▶ _WHAT NEEDS TO BE DONE_
Going through the entries below, work out how many lines have the string "installation" in them. Give the number and nothing more.

▶ _PROVIDED DATA_
* * * * * * *
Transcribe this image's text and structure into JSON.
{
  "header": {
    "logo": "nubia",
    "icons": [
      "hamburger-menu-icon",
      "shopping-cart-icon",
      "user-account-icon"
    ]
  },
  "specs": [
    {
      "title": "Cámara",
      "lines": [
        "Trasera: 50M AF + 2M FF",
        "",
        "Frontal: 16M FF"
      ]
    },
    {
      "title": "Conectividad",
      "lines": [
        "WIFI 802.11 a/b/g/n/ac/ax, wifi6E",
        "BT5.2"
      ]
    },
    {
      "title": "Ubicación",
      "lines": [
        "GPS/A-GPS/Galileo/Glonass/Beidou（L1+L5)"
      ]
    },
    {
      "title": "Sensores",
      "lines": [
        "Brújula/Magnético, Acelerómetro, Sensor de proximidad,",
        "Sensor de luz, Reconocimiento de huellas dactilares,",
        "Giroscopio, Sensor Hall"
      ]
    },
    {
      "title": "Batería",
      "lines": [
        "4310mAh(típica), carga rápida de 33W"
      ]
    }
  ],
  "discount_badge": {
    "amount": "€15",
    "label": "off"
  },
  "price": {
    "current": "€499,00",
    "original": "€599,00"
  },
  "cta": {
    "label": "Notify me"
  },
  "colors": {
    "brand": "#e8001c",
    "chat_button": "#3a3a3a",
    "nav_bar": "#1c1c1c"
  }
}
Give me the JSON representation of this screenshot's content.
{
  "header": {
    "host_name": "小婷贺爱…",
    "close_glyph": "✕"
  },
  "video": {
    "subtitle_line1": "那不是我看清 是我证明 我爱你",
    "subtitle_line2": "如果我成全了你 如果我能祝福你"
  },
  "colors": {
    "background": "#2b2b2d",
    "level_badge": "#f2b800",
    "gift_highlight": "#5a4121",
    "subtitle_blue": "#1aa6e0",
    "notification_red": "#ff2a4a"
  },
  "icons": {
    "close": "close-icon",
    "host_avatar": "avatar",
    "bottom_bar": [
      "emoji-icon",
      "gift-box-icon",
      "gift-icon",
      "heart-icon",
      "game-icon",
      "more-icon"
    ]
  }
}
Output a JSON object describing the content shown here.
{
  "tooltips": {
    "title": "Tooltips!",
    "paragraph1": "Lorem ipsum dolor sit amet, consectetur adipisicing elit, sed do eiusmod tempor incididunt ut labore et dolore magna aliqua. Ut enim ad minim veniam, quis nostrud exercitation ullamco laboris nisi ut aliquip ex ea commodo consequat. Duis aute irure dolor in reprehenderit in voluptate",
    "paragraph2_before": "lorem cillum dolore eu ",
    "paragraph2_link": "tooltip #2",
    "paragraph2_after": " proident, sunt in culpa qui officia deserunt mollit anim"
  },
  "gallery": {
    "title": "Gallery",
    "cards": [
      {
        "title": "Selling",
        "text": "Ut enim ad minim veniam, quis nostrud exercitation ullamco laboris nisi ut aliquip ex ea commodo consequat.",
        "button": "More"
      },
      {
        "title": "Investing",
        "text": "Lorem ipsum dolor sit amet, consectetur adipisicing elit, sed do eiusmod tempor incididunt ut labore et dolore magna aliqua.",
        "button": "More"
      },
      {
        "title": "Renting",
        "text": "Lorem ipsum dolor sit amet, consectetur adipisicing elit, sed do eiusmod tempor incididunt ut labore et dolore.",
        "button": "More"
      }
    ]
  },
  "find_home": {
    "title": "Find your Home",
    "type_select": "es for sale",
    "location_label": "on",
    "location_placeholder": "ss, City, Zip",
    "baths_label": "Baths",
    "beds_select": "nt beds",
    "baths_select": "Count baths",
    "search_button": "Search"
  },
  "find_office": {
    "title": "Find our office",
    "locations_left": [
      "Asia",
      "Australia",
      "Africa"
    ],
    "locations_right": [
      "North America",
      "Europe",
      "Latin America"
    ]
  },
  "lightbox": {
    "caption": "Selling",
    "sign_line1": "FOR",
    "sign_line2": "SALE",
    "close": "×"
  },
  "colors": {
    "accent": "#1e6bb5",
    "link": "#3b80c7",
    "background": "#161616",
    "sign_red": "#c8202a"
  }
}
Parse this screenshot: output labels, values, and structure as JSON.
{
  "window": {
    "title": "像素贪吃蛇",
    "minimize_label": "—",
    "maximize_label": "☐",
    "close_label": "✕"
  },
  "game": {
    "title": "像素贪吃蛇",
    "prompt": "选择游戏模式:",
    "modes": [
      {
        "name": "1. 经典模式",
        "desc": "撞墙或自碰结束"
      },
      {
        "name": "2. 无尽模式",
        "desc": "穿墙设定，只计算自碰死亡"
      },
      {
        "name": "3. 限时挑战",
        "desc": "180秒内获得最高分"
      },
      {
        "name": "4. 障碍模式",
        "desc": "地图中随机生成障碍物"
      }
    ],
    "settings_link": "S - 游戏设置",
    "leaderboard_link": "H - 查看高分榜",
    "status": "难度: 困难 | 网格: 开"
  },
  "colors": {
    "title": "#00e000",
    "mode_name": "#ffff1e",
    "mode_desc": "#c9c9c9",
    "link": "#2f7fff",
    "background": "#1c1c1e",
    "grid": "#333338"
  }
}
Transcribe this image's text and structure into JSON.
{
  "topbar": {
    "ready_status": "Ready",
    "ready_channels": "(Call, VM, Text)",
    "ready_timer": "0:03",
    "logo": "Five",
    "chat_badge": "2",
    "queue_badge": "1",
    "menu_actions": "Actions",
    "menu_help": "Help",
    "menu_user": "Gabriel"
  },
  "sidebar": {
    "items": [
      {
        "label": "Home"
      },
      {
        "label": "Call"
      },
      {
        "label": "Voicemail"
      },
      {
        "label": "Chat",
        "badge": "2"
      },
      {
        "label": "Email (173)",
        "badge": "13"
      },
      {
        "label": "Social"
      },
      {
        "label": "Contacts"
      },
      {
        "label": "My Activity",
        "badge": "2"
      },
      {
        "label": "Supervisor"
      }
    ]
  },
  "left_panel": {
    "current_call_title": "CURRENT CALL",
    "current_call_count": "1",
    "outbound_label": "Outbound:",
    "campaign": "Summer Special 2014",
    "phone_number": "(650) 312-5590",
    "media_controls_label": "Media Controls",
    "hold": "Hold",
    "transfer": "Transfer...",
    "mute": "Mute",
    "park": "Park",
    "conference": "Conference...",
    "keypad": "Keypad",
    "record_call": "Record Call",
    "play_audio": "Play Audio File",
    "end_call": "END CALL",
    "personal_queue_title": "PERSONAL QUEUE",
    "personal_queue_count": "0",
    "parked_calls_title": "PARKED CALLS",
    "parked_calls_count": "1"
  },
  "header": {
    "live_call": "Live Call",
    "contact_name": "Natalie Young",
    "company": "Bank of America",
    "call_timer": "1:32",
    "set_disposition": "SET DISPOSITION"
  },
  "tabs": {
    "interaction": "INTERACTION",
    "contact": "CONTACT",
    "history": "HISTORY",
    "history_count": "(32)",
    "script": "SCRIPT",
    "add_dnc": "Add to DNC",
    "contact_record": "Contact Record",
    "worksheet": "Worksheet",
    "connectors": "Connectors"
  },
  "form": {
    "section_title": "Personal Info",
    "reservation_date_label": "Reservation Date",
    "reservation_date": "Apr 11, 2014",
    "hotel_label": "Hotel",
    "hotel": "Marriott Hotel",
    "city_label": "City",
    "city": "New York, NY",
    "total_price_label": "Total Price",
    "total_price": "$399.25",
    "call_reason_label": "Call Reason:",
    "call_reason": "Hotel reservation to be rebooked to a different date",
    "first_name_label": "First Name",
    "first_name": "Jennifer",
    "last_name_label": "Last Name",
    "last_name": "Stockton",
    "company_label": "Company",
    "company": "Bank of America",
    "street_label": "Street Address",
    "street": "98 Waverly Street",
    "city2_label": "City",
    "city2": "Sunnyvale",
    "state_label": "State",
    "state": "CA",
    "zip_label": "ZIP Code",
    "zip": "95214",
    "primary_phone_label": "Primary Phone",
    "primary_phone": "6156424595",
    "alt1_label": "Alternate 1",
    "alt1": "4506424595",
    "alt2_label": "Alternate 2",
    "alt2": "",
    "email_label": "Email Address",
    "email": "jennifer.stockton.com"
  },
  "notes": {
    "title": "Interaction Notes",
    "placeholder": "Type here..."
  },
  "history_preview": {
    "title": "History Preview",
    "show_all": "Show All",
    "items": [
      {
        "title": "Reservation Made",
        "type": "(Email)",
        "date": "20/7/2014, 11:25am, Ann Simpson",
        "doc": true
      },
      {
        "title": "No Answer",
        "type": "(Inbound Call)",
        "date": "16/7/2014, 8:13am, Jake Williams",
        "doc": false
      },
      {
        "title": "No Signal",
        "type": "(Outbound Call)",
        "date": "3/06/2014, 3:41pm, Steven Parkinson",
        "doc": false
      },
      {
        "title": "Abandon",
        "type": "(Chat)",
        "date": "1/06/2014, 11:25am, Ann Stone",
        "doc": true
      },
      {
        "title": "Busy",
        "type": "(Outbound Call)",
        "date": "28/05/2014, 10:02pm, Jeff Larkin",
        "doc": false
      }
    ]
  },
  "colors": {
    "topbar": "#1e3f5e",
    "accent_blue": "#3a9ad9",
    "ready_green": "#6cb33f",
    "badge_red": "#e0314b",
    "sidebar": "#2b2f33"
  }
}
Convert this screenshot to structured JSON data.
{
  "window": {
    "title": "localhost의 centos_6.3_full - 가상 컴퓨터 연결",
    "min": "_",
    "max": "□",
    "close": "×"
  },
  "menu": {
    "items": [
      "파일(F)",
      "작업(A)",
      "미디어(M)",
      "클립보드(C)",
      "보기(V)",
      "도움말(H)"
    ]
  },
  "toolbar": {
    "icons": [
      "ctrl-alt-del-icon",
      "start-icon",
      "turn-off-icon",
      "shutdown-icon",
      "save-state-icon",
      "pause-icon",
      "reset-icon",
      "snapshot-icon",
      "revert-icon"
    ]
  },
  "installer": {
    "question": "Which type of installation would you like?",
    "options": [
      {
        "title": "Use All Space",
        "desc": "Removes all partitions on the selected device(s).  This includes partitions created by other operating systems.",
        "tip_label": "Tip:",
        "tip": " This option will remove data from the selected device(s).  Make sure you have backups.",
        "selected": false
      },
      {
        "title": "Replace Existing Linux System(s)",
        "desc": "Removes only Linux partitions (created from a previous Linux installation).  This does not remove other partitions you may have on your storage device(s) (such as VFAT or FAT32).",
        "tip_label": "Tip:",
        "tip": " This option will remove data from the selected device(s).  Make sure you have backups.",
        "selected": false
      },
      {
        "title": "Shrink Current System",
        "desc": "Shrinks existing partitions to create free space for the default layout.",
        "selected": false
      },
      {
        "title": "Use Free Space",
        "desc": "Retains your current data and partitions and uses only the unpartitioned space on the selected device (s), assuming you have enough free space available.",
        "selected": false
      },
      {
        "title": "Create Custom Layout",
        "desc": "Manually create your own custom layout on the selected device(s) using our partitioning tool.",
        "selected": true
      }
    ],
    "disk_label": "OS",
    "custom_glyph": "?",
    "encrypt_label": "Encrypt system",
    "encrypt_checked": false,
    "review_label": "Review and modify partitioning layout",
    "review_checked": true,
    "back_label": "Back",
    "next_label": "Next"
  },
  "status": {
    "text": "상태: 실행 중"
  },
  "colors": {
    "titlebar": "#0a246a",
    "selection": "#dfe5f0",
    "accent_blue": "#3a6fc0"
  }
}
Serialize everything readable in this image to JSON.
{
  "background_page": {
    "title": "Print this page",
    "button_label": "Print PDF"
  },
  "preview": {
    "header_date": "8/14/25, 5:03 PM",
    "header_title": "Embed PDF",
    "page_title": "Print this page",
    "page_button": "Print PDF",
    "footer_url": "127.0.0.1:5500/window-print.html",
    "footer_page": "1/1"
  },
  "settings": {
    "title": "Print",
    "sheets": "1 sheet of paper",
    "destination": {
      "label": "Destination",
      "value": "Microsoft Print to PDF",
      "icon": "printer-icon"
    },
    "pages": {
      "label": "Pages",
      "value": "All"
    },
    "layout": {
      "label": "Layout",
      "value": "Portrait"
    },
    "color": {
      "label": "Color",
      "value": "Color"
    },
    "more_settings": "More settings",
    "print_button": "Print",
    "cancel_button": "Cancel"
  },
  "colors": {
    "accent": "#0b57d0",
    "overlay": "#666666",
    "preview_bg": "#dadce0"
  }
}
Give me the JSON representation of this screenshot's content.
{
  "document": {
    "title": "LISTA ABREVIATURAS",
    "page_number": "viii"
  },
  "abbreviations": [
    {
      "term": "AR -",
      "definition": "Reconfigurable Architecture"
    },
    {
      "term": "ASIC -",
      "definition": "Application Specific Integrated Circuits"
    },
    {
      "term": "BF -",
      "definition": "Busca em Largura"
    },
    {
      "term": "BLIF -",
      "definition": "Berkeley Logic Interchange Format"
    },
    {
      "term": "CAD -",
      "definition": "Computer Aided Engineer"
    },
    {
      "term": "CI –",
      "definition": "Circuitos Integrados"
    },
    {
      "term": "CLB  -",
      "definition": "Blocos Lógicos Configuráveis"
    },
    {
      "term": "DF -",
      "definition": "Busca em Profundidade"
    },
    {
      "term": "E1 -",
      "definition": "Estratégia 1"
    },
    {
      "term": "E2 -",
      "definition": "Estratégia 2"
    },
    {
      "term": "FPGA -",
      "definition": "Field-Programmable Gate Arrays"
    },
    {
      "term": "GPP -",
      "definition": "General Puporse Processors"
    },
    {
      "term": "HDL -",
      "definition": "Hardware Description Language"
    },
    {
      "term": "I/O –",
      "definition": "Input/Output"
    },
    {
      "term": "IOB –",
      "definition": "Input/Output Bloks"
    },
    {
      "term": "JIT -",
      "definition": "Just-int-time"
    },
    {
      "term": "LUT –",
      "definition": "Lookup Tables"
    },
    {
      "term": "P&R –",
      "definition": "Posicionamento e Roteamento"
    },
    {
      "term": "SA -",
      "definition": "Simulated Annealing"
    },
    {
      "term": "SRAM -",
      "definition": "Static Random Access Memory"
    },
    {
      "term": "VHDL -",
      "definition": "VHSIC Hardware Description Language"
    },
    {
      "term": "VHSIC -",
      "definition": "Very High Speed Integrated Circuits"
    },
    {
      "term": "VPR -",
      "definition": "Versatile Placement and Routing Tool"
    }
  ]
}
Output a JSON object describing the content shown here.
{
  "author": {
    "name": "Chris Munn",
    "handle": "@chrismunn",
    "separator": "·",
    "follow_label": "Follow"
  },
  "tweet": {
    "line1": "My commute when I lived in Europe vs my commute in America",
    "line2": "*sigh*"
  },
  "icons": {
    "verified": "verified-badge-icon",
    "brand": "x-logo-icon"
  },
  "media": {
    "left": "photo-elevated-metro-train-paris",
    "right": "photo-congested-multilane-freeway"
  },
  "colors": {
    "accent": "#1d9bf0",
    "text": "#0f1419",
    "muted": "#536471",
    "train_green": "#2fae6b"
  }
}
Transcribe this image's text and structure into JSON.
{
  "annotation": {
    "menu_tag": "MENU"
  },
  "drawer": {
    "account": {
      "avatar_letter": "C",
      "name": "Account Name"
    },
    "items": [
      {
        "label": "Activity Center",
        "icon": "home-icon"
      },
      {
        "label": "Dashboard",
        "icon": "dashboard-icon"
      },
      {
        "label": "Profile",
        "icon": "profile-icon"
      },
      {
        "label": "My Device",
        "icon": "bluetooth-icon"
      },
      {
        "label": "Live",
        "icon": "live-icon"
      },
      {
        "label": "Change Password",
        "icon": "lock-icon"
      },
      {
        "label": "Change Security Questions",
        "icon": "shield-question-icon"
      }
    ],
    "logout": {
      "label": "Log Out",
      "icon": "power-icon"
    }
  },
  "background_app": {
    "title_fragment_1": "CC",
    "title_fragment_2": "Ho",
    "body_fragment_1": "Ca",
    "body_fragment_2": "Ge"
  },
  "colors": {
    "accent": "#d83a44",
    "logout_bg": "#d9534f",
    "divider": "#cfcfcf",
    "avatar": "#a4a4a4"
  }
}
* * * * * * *
▶ _ANSWER TO THE PROBLEM_
2